We have a news media that is psychologically ill informed but politically inflamed, so it naturally leans toward political explanations. We have a news media with a strong distaste for Sarah Palin and the Tea Party movement, and this seemed like a golden opportunity to tarnish them. We have a segmented news media, so there is nobody in most newsrooms to stand apart from the prevailing assumptions. We have a news media market in which the rewards go to anybody who can stroke the audience’s pleasure buttons.Quite right! Opportunistic, irrelevant, and shamelessly irresponsible are a pretty good description of today's mainstream media.
I have no love for Sarah Palin, and I like to think I’m committed to civil discourse. But the political opportunism occasioned by this tragedy has ranged from the completely irrelevant to the shamelessly irresponsible.
Wednesday, January 12, 2011
Brooks and the Politicized Mind

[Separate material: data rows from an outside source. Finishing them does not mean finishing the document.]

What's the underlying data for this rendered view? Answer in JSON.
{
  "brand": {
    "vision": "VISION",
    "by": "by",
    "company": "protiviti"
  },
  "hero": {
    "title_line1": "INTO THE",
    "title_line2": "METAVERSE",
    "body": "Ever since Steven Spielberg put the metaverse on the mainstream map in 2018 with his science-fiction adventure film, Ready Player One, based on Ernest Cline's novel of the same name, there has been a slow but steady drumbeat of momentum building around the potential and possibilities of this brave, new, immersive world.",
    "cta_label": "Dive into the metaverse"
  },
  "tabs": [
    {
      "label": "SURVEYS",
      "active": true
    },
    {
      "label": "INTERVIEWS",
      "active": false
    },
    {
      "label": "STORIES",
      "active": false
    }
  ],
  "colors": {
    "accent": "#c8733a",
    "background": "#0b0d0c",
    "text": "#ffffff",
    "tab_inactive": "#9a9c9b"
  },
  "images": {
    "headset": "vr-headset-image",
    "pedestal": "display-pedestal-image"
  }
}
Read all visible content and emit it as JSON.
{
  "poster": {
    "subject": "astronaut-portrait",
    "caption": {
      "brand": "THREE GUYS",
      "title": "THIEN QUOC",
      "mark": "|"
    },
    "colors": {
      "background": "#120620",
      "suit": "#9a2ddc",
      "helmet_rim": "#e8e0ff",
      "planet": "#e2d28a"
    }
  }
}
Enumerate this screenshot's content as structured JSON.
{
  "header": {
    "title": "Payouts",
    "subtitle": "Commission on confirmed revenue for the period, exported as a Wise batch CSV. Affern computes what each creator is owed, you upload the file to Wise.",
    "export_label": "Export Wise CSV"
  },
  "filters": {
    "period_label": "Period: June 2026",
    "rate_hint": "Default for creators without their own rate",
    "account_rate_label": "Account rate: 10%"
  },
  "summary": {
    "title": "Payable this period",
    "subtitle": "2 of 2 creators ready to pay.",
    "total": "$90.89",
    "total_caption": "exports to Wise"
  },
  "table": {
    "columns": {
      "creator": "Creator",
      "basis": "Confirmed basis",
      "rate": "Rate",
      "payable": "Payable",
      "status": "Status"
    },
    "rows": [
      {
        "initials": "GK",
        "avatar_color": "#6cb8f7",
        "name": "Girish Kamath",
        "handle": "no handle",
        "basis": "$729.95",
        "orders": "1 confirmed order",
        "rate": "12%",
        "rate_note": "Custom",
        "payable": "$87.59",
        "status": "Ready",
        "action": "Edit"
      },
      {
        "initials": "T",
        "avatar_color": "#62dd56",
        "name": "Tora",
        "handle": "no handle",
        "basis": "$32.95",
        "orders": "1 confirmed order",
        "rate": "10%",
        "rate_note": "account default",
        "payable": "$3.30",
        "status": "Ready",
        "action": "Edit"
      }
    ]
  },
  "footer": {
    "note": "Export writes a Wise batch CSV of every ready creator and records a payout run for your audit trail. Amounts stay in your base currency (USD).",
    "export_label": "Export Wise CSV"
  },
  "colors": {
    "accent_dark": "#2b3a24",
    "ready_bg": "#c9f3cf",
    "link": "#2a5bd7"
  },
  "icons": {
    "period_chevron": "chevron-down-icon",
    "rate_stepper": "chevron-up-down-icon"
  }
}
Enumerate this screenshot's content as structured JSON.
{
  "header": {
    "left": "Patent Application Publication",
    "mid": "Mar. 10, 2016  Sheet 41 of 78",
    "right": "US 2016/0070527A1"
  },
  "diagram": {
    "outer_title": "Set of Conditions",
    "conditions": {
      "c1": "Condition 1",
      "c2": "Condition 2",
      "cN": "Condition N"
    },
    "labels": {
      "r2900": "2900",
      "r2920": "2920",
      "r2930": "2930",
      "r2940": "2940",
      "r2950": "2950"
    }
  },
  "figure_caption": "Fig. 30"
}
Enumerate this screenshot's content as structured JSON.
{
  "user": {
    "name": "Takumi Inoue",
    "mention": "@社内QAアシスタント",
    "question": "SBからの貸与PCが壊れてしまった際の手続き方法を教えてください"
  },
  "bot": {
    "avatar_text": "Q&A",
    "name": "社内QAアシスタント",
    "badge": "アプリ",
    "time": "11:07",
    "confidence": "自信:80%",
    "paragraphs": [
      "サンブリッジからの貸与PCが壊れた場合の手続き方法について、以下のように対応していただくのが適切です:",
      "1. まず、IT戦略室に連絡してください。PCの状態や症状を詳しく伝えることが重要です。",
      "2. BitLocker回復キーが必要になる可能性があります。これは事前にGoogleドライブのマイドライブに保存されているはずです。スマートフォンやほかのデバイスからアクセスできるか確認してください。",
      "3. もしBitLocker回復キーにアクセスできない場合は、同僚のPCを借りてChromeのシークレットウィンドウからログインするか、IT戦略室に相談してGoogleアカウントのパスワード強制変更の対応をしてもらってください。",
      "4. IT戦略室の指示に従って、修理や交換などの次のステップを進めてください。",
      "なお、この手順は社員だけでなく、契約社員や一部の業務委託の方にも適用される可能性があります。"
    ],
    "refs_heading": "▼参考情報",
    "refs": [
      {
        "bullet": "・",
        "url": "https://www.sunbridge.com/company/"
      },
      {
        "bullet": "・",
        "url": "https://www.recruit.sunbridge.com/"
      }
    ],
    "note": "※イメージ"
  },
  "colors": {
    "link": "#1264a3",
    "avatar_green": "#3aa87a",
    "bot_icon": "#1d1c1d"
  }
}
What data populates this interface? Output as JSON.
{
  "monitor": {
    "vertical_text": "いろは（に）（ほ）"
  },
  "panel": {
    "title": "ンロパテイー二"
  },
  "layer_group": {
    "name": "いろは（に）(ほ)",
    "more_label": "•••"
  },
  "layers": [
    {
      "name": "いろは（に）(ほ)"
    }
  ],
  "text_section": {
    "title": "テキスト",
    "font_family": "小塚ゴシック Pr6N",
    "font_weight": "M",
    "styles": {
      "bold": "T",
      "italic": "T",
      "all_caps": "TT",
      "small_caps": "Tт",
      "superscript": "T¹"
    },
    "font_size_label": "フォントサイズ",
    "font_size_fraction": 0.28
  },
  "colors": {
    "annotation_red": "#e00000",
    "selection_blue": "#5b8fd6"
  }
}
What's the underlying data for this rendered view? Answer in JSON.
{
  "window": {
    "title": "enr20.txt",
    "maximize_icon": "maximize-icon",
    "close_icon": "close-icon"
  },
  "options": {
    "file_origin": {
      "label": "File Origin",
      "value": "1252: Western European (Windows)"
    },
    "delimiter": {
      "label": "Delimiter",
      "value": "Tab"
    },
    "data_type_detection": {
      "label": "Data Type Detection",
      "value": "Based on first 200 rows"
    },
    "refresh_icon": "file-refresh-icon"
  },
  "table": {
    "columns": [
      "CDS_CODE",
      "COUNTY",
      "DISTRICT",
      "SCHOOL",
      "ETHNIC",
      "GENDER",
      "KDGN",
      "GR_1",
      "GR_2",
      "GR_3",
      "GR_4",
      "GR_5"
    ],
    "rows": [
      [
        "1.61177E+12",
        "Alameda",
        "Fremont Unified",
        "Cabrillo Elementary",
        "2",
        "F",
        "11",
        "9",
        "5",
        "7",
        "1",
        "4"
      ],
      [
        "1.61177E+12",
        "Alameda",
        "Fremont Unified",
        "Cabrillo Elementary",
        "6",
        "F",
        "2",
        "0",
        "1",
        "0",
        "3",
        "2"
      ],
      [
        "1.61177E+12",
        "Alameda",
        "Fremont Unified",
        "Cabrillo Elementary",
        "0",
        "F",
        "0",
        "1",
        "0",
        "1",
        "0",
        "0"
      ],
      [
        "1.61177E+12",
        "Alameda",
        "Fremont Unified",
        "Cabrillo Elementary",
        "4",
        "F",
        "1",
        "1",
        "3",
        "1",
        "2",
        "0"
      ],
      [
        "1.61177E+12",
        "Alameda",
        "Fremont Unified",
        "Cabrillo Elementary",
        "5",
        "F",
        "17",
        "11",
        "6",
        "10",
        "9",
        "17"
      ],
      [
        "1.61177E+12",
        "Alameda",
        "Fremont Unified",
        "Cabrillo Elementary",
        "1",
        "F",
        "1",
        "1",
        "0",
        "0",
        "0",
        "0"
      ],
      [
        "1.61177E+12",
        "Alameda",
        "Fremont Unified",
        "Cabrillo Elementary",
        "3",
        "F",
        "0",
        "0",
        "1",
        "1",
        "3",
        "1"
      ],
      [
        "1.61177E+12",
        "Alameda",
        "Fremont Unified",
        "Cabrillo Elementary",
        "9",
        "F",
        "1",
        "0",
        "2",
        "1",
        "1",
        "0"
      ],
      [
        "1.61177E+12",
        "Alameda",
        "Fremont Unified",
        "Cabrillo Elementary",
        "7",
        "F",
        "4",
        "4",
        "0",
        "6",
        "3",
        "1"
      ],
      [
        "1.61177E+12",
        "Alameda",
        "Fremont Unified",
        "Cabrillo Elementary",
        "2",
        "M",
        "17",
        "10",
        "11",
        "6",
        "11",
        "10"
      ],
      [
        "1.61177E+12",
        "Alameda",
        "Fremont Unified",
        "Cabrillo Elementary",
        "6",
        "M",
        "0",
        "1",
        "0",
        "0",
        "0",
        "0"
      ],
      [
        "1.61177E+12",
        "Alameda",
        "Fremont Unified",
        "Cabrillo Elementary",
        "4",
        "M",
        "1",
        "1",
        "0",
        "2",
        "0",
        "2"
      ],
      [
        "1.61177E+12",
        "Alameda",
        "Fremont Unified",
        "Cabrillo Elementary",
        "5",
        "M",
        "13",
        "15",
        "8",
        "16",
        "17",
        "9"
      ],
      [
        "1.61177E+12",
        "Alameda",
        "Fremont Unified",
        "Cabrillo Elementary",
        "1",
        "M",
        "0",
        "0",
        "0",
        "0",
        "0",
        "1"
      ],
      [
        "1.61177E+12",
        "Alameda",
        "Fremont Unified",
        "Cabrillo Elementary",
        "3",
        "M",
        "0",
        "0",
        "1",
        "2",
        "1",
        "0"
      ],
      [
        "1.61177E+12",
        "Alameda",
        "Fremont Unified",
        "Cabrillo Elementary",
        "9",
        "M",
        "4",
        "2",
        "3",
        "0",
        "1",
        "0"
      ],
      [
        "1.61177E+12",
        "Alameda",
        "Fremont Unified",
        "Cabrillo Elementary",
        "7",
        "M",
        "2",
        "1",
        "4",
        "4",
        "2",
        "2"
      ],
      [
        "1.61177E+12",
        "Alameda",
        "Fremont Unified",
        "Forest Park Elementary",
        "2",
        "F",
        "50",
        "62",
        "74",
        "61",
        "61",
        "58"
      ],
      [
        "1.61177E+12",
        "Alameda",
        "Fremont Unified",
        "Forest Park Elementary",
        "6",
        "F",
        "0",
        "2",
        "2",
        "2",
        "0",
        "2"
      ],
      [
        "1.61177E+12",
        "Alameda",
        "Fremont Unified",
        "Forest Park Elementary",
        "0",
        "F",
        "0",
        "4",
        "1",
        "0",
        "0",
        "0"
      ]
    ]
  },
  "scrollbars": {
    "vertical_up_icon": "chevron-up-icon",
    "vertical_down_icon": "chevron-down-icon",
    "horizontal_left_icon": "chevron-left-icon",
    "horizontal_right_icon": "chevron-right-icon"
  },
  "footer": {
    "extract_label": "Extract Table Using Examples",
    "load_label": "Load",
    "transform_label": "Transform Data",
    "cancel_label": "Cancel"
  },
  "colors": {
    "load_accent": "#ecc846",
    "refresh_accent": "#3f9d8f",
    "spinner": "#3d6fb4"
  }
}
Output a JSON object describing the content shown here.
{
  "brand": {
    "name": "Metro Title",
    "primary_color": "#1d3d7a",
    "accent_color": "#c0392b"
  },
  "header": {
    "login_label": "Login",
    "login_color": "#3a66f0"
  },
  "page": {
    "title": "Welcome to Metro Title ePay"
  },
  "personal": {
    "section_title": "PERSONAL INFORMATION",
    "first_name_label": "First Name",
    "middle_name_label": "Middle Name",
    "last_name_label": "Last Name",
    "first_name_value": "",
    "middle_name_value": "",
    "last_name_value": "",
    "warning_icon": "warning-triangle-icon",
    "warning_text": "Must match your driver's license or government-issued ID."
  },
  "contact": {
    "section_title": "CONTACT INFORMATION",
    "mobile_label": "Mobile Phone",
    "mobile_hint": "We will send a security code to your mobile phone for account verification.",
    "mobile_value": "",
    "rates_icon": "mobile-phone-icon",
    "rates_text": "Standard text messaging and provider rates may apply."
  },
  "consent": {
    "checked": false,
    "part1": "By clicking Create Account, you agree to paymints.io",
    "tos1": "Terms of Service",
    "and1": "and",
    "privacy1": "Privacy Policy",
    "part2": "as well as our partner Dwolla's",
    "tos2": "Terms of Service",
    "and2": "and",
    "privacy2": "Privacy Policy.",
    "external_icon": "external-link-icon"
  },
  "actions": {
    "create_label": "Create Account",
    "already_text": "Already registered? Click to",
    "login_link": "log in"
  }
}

David Brooks' recent column in the New York Times laments the condition of political discourse in America today and attributes it to "the politicized mind", in other words people who see everything and anything through a political prism. Unlike his colleagues at the Times, however, he does not blame "tea partiers", "extremists" or any of the other hobgoblins of the liberal imagination. His sights [if I may still use such a term] are trained on the MSM itself. He writes: